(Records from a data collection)
= = =

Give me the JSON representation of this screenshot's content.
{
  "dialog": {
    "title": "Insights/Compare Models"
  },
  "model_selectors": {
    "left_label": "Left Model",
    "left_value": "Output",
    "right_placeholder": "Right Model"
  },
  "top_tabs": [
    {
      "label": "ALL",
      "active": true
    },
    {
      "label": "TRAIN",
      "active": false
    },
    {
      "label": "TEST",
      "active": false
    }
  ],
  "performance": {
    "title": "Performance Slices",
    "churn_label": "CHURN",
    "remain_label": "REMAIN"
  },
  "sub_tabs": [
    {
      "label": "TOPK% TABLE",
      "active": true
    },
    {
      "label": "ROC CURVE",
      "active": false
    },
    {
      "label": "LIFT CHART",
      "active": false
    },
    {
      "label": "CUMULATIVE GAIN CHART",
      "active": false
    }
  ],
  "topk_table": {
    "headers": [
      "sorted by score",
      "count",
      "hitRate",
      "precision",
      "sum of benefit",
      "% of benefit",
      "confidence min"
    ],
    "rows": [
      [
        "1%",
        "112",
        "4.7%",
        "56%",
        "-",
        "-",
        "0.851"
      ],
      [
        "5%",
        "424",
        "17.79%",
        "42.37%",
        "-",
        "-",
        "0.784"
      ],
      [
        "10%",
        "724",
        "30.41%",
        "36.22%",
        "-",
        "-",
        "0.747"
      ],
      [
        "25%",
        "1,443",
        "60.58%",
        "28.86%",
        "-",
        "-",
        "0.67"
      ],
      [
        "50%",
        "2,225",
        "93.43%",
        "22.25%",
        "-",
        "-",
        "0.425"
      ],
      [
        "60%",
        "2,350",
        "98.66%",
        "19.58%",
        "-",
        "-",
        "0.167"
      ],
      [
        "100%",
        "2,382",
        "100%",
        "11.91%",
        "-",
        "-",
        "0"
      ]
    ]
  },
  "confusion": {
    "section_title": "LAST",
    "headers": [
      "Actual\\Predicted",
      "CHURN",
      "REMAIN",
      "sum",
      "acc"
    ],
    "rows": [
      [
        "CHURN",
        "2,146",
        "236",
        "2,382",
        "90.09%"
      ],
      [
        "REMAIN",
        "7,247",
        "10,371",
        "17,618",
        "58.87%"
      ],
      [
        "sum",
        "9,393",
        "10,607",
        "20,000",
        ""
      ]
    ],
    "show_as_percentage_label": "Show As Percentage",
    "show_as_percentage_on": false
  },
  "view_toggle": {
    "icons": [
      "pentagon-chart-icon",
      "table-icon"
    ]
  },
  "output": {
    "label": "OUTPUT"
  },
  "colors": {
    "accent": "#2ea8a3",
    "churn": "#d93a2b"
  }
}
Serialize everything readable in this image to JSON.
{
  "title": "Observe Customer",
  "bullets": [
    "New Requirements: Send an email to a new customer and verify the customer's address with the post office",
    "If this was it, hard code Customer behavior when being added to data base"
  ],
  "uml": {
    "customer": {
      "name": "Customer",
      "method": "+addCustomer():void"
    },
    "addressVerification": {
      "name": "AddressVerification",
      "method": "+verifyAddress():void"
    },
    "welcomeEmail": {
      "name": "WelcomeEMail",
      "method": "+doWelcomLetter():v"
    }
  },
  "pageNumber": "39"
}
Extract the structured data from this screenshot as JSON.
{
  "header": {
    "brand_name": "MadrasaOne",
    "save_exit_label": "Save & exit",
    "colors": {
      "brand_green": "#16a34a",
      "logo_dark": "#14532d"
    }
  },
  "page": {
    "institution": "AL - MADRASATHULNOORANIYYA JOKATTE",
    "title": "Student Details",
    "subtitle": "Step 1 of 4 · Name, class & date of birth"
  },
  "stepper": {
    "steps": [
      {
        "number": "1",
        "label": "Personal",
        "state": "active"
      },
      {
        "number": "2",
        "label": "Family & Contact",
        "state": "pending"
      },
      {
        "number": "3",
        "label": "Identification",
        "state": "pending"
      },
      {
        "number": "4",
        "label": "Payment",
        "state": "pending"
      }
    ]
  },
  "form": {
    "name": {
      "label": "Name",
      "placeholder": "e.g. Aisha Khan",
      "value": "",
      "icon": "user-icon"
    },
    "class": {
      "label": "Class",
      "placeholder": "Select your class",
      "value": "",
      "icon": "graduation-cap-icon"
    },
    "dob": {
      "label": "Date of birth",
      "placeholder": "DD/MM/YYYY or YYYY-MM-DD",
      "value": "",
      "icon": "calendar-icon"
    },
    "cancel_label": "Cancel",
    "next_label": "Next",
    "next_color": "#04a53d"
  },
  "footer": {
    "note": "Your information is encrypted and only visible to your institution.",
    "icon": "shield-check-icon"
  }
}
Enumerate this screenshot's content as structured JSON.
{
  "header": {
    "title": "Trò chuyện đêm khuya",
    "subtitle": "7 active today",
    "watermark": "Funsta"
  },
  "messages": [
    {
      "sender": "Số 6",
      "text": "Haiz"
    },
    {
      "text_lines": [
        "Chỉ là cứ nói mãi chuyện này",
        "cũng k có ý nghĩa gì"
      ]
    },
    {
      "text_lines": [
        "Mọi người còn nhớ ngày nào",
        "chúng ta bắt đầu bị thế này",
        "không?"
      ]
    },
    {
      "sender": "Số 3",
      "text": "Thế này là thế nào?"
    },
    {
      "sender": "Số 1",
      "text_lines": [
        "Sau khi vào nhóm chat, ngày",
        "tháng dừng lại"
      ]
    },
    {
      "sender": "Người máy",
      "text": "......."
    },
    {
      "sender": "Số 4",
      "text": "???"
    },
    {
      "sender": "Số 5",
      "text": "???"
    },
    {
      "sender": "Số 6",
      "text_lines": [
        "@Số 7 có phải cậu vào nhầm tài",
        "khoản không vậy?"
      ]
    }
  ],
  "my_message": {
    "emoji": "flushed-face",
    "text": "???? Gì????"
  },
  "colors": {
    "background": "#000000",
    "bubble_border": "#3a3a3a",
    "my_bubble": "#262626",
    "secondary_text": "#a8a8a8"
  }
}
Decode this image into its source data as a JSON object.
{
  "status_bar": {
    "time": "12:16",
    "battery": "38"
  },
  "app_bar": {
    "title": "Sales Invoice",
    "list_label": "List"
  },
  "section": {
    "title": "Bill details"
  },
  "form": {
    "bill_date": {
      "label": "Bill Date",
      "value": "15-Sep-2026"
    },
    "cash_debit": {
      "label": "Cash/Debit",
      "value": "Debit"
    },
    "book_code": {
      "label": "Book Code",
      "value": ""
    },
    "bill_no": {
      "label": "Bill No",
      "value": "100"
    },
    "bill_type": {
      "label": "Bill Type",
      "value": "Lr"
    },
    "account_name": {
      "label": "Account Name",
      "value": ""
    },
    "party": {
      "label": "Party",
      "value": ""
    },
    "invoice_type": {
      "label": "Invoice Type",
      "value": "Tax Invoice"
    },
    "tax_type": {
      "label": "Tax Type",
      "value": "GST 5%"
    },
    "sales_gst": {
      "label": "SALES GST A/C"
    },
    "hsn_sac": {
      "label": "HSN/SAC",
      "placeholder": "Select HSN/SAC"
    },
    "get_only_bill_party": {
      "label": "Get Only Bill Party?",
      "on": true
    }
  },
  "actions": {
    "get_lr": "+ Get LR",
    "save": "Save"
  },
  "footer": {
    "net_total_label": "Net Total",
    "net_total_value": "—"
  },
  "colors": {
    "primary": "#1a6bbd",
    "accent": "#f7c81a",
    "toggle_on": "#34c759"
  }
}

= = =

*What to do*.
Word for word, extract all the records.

*Response to the task*.
Give me the JSON representation of this screenshot's content.
{
  "dialog": {
    "title": "Insights/Compare Models"
  },
  "model_selectors": {
    "left_label": "Left Model",
    "left_value": "Output",
    "right_placeholder": "Right Model"
  },
  "top_tabs": [
    {
      "label": "ALL",
      "active": true
    },
    {
      "label": "TRAIN",
      "active": false
    },
    {
      "label": "TEST",
      "active": false
    }
  ],
  "performance": {
    "title": "Performance Slices",
    "churn_label": "CHURN",
    "remain_label": "REMAIN"
  },
  "sub_tabs": [
    {
      "label": "TOPK% TABLE",
      "active": true
    },
    {
      "label": "ROC CURVE",
      "active": false
    },
    {
      "label": "LIFT CHART",
      "active": false
    },
    {
      "label": "CUMULATIVE GAIN CHART",
      "active": false
    }
  ],
  "topk_table": {
    "headers": [
      "sorted by score",
      "count",
      "hitRate",
      "precision",
      "sum of benefit",
      "% of benefit",
      "confidence min"
    ],
    "rows": [
      [
        "1%",
        "112",
        "4.7%",
        "56%",
        "-",
        "-",
        "0.851"
      ],
      [
        "5%",
        "424",
        "17.79%",
        "42.37%",
        "-",
        "-",
        "0.784"
      ],
      [
        "10%",
        "724",
        "30.41%",
        "36.22%",
        "-",
        "-",
        "0.747"
      ],
      [
        "25%",
        "1,443",
        "60.58%",
        "28.86%",
        "-",
        "-",
        "0.67"
      ],
      [
        "50%",
        "2,225",
        "93.43%",
        "22.25%",
        "-",
        "-",
        "0.425"
      ],
      [
        "60%",
        "2,350",
        "98.66%",
        "19.58%",
        "-",
        "-",
        "0.167"
      ],
      [
        "100%",
        "2,382",
        "100%",
        "11.91%",
        "-",
        "-",
        "0"
      ]
    ]
  },
  "confusion": {
    "section_title": "LAST",
    "headers": [
      "Actual\\Predicted",
      "CHURN",
      "REMAIN",
      "sum",
      "acc"
    ],
    "rows": [
      [
        "CHURN",
        "2,146",
        "236",
        "2,382",
        "90.09%"
      ],
      [
        "REMAIN",
        "7,247",
        "10,371",
        "17,618",
        "58.87%"
      ],
      [
        "sum",
        "9,393",
        "10,607",
        "20,000",
        ""
      ]
    ],
    "show_as_percentage_label": "Show As Percentage",
    "show_as_percentage_on": false
  },
  "view_toggle": {
    "icons": [
      "pentagon-chart-icon",
      "table-icon"
    ]
  },
  "output": {
    "label": "OUTPUT"
  },
  "colors": {
    "accent": "#2ea8a3",
    "churn": "#d93a2b"
  }
}
Serialize everything readable in this image to JSON.
{
  "title": "Observe Customer",
  "bullets": [
    "New Requirements: Send an email to a new customer and verify the customer's address with the post office",
    "If this was it, hard code Customer behavior when being added to data base"
  ],
  "uml": {
    "customer": {
      "name": "Customer",
      "method": "+addCustomer():void"
    },
    "addressVerification": {
      "name": "AddressVerification",
      "method": "+verifyAddress():void"
    },
    "welcomeEmail": {
      "name": "WelcomeEMail",
      "method": "+doWelcomLetter():v"
    }
  },
  "pageNumber": "39"
}
Extract the structured data from this screenshot as JSON.
{
  "header": {
    "brand_name": "MadrasaOne",
    "save_exit_label": "Save & exit",
    "colors": {
      "brand_green": "#16a34a",
      "logo_dark": "#14532d"
    }
  },
  "page": {
    "institution": "AL - MADRASATHULNOORANIYYA JOKATTE",
    "title": "Student Details",
    "subtitle": "Step 1 of 4 · Name, class & date of birth"
  },
  "stepper": {
    "steps": [
      {
        "number": "1",
        "label": "Personal",
        "state": "active"
      },
      {
        "number": "2",
        "label": "Family & Contact",
        "state": "pending"
      },
      {
        "number": "3",
        "label": "Identification",
        "state": "pending"
      },
      {
        "number": "4",
        "label": "Payment",
        "state": "pending"
      }
    ]
  },
  "form": {
    "name": {
      "label": "Name",
      "placeholder": "e.g. Aisha Khan",
      "value": "",
      "icon": "user-icon"
    },
    "class": {
      "label": "Class",
      "placeholder": "Select your class",
      "value": "",
      "icon": "graduation-cap-icon"
    },
    "dob": {
      "label": "Date of birth",
      "placeholder": "DD/MM/YYYY or YYYY-MM-DD",
      "value": "",
      "icon": "calendar-icon"
    },
    "cancel_label": "Cancel",
    "next_label": "Next",
    "next_color": "#04a53d"
  },
  "footer": {
    "note": "Your information is encrypted and only visible to your institution.",
    "icon": "shield-check-icon"
  }
}
Enumerate this screenshot's content as structured JSON.
{
  "header": {
    "title": "Trò chuyện đêm khuya",
    "subtitle": "7 active today",
    "watermark": "Funsta"
  },
  "messages": [
    {
      "sender": "Số 6",
      "text": "Haiz"
    },
    {
      "text_lines": [
        "Chỉ là cứ nói mãi chuyện này",
        "cũng k có ý nghĩa gì"
      ]
    },
    {
      "text_lines": [
        "Mọi người còn nhớ ngày nào",
        "chúng ta bắt đầu bị thế này",
        "không?"
      ]
    },
    {
      "sender": "Số 3",
      "text": "Thế này là thế nào?"
    },
    {
      "sender": "Số 1",
      "text_lines": [
        "Sau khi vào nhóm chat, ngày",
        "tháng dừng lại"
      ]
    },
    {
      "sender": "Người máy",
      "text": "......."
    },
    {
      "sender": "Số 4",
      "text": "???"
    },
    {
      "sender": "Số 5",
      "text": "???"
    },
    {
      "sender": "Số 6",
      "text_lines": [
        "@Số 7 có phải cậu vào nhầm tài",
        "khoản không vậy?"
      ]
    }
  ],
  "my_message": {
    "emoji": "flushed-face",
    "text": "???? Gì????"
  },
  "colors": {
    "background": "#000000",
    "bubble_border": "#3a3a3a",
    "my_bubble": "#262626",
    "secondary_text": "#a8a8a8"
  }
}
Decode this image into its source data as a JSON object.
{
  "status_bar": {
    "time": "12:16",
    "battery": "38"
  },
  "app_bar": {
    "title": "Sales Invoice",
    "list_label": "List"
  },
  "section": {
    "title": "Bill details"
  },
  "form": {
    "bill_date": {
      "label": "Bill Date",
      "value": "15-Sep-2026"
    },
    "cash_debit": {
      "label": "Cash/Debit",
      "value": "Debit"
    },
    "book_code": {
      "label": "Book Code",
      "value": ""
    },
    "bill_no": {
      "label": "Bill No",
      "value": "100"
    },
    "bill_type": {
      "label": "Bill Type",
      "value": "Lr"
    },
    "account_name": {
      "label": "Account Name",
      "value": ""
    },
    "party": {
      "label": "Party",
      "value": ""
    },
    "invoice_type": {
      "label": "Invoice Type",
      "value": "Tax Invoice"
    },
    "tax_type": {
      "label": "Tax Type",
      "value": "GST 5%"
    },
    "sales_gst": {
      "label": "SALES GST A/C"
    },
    "hsn_sac": {
      "label": "HSN/SAC",
      "placeholder": "Select HSN/SAC"
    },
    "get_only_bill_party": {
      "label": "Get Only Bill Party?",
      "on": true
    }
  },
  "actions": {
    "get_lr": "+ Get LR",
    "save": "Save"
  },
  "footer": {
    "net_total_label": "Net Total",
    "net_total_value": "—"
  },
  "colors": {
    "primary": "#1a6bbd",
    "accent": "#f7c81a",
    "toggle_on": "#34c759"
  }
}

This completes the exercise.